Both Tolkien and C.S. Lewis were Christian and creationists.

Most discussions of J. R. R. Tolkien and C. S. Lewis stress their kinship--their shared faith, their similar scholarly interests in literature and language, their mutual love of myth, legend, and heroic romance. Scholars have tended as well to note similarities in the distinguished corpus of fantasy literature created by Tolkien and Lewis.source

Tolkien's theory of Sub-Creation

The doctrine of sub-creation was especially congenial to Tolkien, both as a Christian and as a fantasy writer. As a Christian, Tolkien could view sub-creation as a form of worship, a way for creatures to express the divine image in them by becoming creators. As a fantasy writer, Tolkien could affirm his chosen genre as one of the purest of all fictional modes, because it called for the creation not only of characters and incidents, but also of worlds for them to exist in.

0

As far as I am aware from reading a biography on Tolkien he was an devout Catholic after his father.

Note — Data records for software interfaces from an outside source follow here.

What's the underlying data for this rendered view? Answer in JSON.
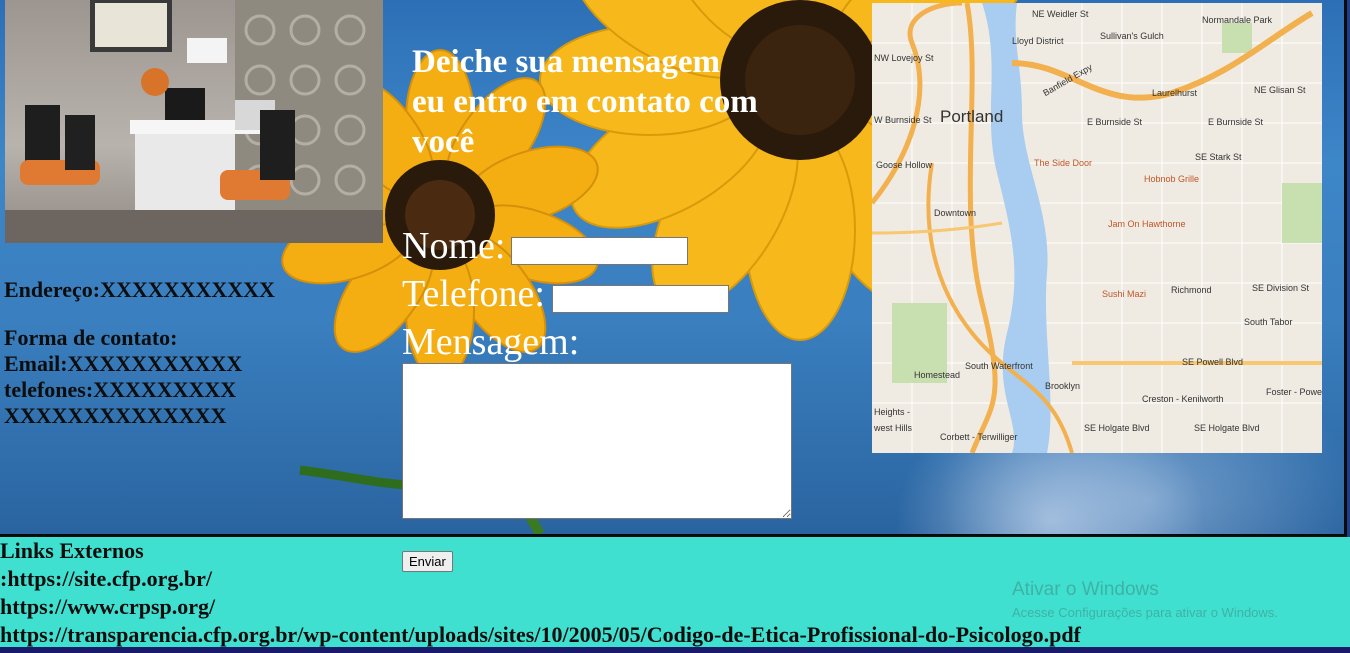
{
  "heading": {
    "line1": "Deiche sua mensagem",
    "line2": "eu entro em contato com",
    "line3": "você"
  },
  "info": {
    "address": "Endereço:XXXXXXXXXXX",
    "contact_title": "Forma de contato:",
    "email": "Email:XXXXXXXXXXX",
    "phones": "telefones:XXXXXXXXX",
    "phones2": "XXXXXXXXXXXXXX"
  },
  "form": {
    "name_label": "Nome:",
    "name_value": "",
    "phone_label": "Telefone:",
    "phone_value": "",
    "message_label": "Mensagem:",
    "message_value": "",
    "submit_label": "Enviar"
  },
  "map": {
    "city": "Portland",
    "labels": {
      "ne_weidler": "NE Weidler St",
      "lloyd": "Lloyd District",
      "sullivans": "Sullivan's Gulch",
      "normandale": "Normandale Park",
      "nw_lovejoy": "NW Lovejoy St",
      "banfield": "Banfield Expy",
      "laurelhurst": "Laurelhurst",
      "ne_glisan": "NE Glisan St",
      "e_burnside": "E Burnside St",
      "e_burnside2": "E Burnside St",
      "sw_burnside": "W Burnside St",
      "goose": "Goose Hollow",
      "side_door": "The Side Door",
      "se_stark": "SE Stark St",
      "hobnob": "Hobnob Grille",
      "downtown": "Downtown",
      "jam": "Jam On Hawthorne",
      "sushi": "Sushi Mazi",
      "richmond": "Richmond",
      "se_division": "SE Division St",
      "south_tabor": "South Tabor",
      "south_waterfront": "South Waterfront",
      "homestead": "Homestead",
      "brooklyn": "Brooklyn",
      "se_powell": "SE Powell Blvd",
      "creston": "Creston - Kenilworth",
      "foster": "Foster - Powe",
      "heights": "Heights -",
      "west_hills": "west Hills",
      "corbett": "Corbett - Terwilliger",
      "se_holgate": "SE Holgate Blvd",
      "se_holgate2": "SE Holgate Blvd"
    }
  },
  "footer": {
    "links_title": "Links Externos",
    "link1": ":https://site.cfp.org.br/",
    "link2": "https://www.crpsp.org/",
    "link3": "https://transparencia.cfp.org.br/wp-content/uploads/sites/10/2005/05/Codigo-de-Etica-Profissional-do-Psicologo.pdf"
  },
  "watermark": {
    "title": "Ativar o Windows",
    "subtitle": "Acesse Configurações para ativar o Windows."
  },
  "colors": {
    "footer_bg": "#40e0d0",
    "sky": "#3a7fbf",
    "petal": "#f6b81a"
  }
}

The book I read never spoke about his personal beliefs in regard to this kind of thing, however in general (especially at the time of Tolkien) the Catholic church believes strictly in genesis creation.

There are some similarities between biblical creation and how Eru Ilúvatar created the Ainur and they in turn created Arda (of which Middle-Earth is a part). Read the Silmarillion for more detail, I don't know all of it off the top of my head :)

Your Answer

By clicking “Post Your Answer”, you agree to our terms of service, privacy policy and cookie policy

Not the answer you're looking for? Browse other questions tagged or ask your own question.